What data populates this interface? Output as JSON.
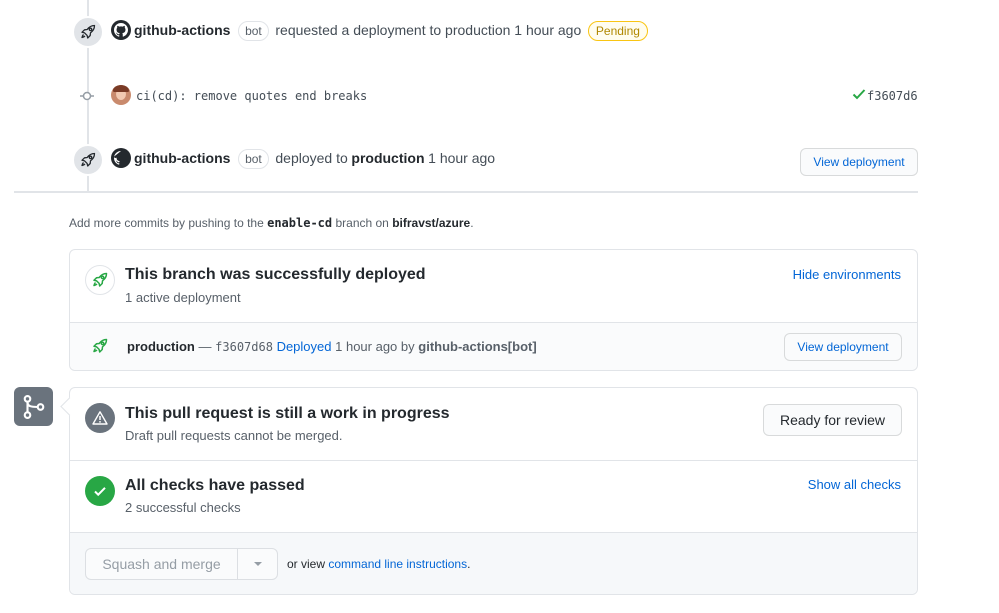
{
  "timeline": {
    "event1": {
      "actor": "github-actions",
      "badge": "bot",
      "text": "requested a deployment to production 1 hour ago",
      "status": "Pending"
    },
    "commit": {
      "message": "ci(cd): remove quotes end breaks",
      "sha": "f3607d6"
    },
    "event2": {
      "actor": "github-actions",
      "badge": "bot",
      "text_pre": "deployed to",
      "env": "production",
      "time": "1 hour ago",
      "button": "View deployment"
    }
  },
  "hint": {
    "pre": "Add more commits by pushing to the",
    "branch": "enable-cd",
    "mid": "branch on",
    "repo": "bifravst/azure",
    "post": "."
  },
  "deploy_card": {
    "title": "This branch was successfully deployed",
    "subtitle": "1 active deployment",
    "hide_link": "Hide environments",
    "row": {
      "env": "production",
      "dash": "—",
      "sha": "f3607d68",
      "status": "Deployed",
      "time": "1 hour ago by",
      "by": "github-actions[bot]",
      "button": "View deployment"
    }
  },
  "merge_box": {
    "wip_title": "This pull request is still a work in progress",
    "wip_sub": "Draft pull requests cannot be merged.",
    "ready_button": "Ready for review",
    "checks_title": "All checks have passed",
    "checks_sub": "2 successful checks",
    "show_checks": "Show all checks",
    "merge_button": "Squash and merge",
    "or_view": "or view",
    "cli_link": "command line instructions",
    "period": "."
  },
  "colors": {
    "link": "#0366d6",
    "success": "#28a745",
    "pending": "#b08800",
    "icon_gray": "#6a737d"
  }
}
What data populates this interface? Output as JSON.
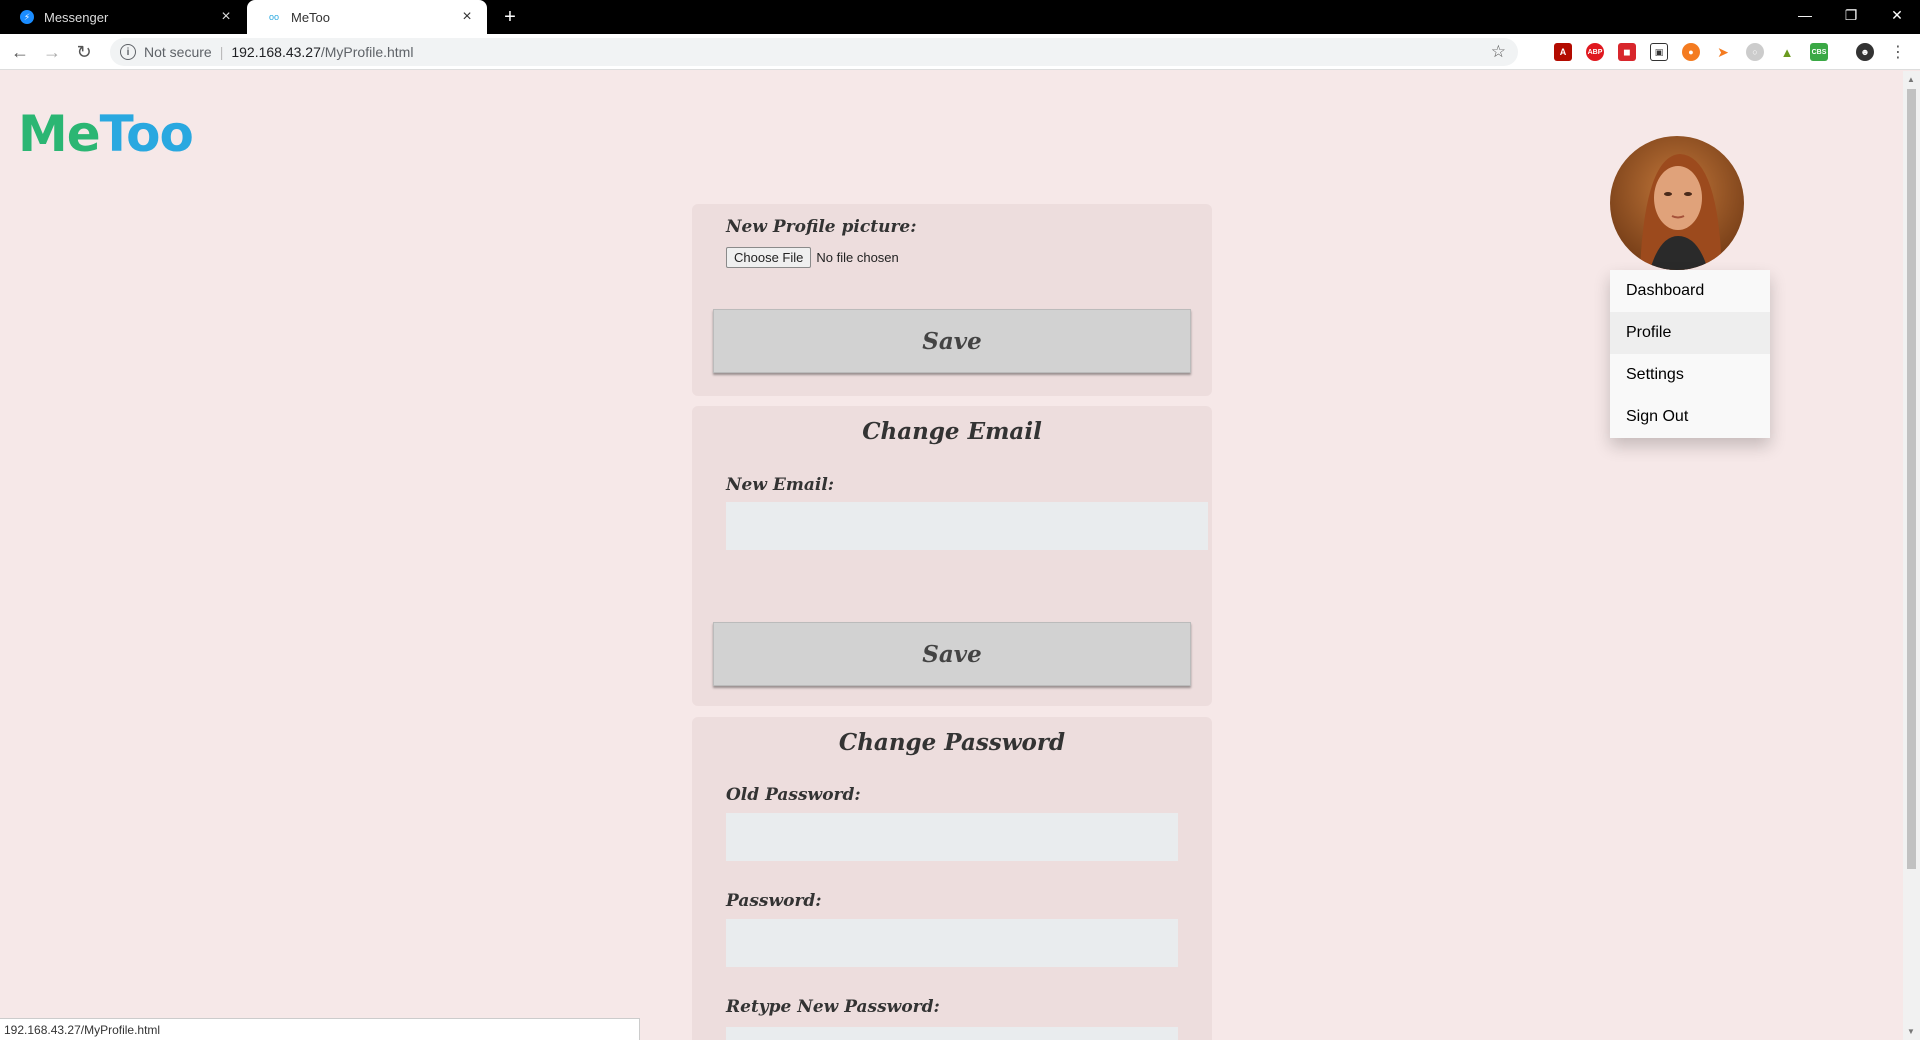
{
  "browser": {
    "tabs": [
      {
        "title": "Messenger",
        "active": false
      },
      {
        "title": "MeToo",
        "active": true
      }
    ],
    "security_label": "Not secure",
    "url_host": "192.168.43.27",
    "url_path": "/MyProfile.html",
    "status_url": "192.168.43.27/MyProfile.html",
    "extensions": [
      "acrobat",
      "abp",
      "ext-red",
      "box",
      "ext-orange",
      "ext-fox",
      "ext-gray",
      "ext-green",
      "ext-cbs"
    ],
    "ext_labels": {
      "abp": "ABP",
      "cbs": "CBS"
    }
  },
  "site": {
    "logo_me": "Me",
    "logo_too": "Too"
  },
  "menu": {
    "items": [
      "Dashboard",
      "Profile",
      "Settings",
      "Sign Out"
    ]
  },
  "profile_picture": {
    "label": "New Profile picture:",
    "choose_file": "Choose File",
    "no_file": "No file chosen",
    "save": "Save"
  },
  "change_email": {
    "title": "Change Email",
    "label": "New Email:",
    "value": "",
    "save": "Save"
  },
  "change_password": {
    "title": "Change Password",
    "old_label": "Old Password:",
    "new_label": "Password:",
    "retype_label": "Retype New Password:"
  },
  "colors": {
    "page_bg": "#f6e8e8",
    "logo_green": "#2bb673",
    "logo_blue": "#29a8e0"
  }
}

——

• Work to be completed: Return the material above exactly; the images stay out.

• Problem solution:
What data populates this interface? Output as JSON.
{
  "timeline": {
    "event1": {
      "actor": "github-actions",
      "badge": "bot",
      "text": "requested a deployment to production 1 hour ago",
      "status": "Pending"
    },
    "commit": {
      "message": "ci(cd): remove quotes end breaks",
      "sha": "f3607d6"
    },
    "event2": {
      "actor": "github-actions",
      "badge": "bot",
      "text_pre": "deployed to",
      "env": "production",
      "time": "1 hour ago",
      "button": "View deployment"
    }
  },
  "hint": {
    "pre": "Add more commits by pushing to the",
    "branch": "enable-cd",
    "mid": "branch on",
    "repo": "bifravst/azure",
    "post": "."
  },
  "deploy_card": {
    "title": "This branch was successfully deployed",
    "subtitle": "1 active deployment",
    "hide_link": "Hide environments",
    "row": {
      "env": "production",
      "dash": "—",
      "sha": "f3607d68",
      "status": "Deployed",
      "time": "1 hour ago by",
      "by": "github-actions[bot]",
      "button": "View deployment"
    }
  },
  "merge_box": {
    "wip_title": "This pull request is still a work in progress",
    "wip_sub": "Draft pull requests cannot be merged.",
    "ready_button": "Ready for review",
    "checks_title": "All checks have passed",
    "checks_sub": "2 successful checks",
    "show_checks": "Show all checks",
    "merge_button": "Squash and merge",
    "or_view": "or view",
    "cli_link": "command line instructions",
    "period": "."
  },
  "colors": {
    "link": "#0366d6",
    "success": "#28a745",
    "pending": "#b08800",
    "icon_gray": "#6a737d"
  }
}
What data populates this interface? Output as JSON.
{
  "browser": {
    "tabs": [
      {
        "title": "Messenger",
        "active": false
      },
      {
        "title": "MeToo",
        "active": true
      }
    ],
    "security_label": "Not secure",
    "url_host": "192.168.43.27",
    "url_path": "/MyProfile.html",
    "status_url": "192.168.43.27/MyProfile.html",
    "extensions": [
      "acrobat",
      "abp",
      "ext-red",
      "box",
      "ext-orange",
      "ext-fox",
      "ext-gray",
      "ext-green",
      "ext-cbs"
    ],
    "ext_labels": {
      "abp": "ABP",
      "cbs": "CBS"
    }
  },
  "site": {
    "logo_me": "Me",
    "logo_too": "Too"
  },
  "menu": {
    "items": [
      "Dashboard",
      "Profile",
      "Settings",
      "Sign Out"
    ]
  },
  "profile_picture": {
    "label": "New Profile picture:",
    "choose_file": "Choose File",
    "no_file": "No file chosen",
    "save": "Save"
  },
  "change_email": {
    "title": "Change Email",
    "label": "New Email:",
    "value": "",
    "save": "Save"
  },
  "change_password": {
    "title": "Change Password",
    "old_label": "Old Password:",
    "new_label": "Password:",
    "retype_label": "Retype New Password:"
  },
  "colors": {
    "page_bg": "#f6e8e8",
    "logo_green": "#2bb673",
    "logo_blue": "#29a8e0"
  }
}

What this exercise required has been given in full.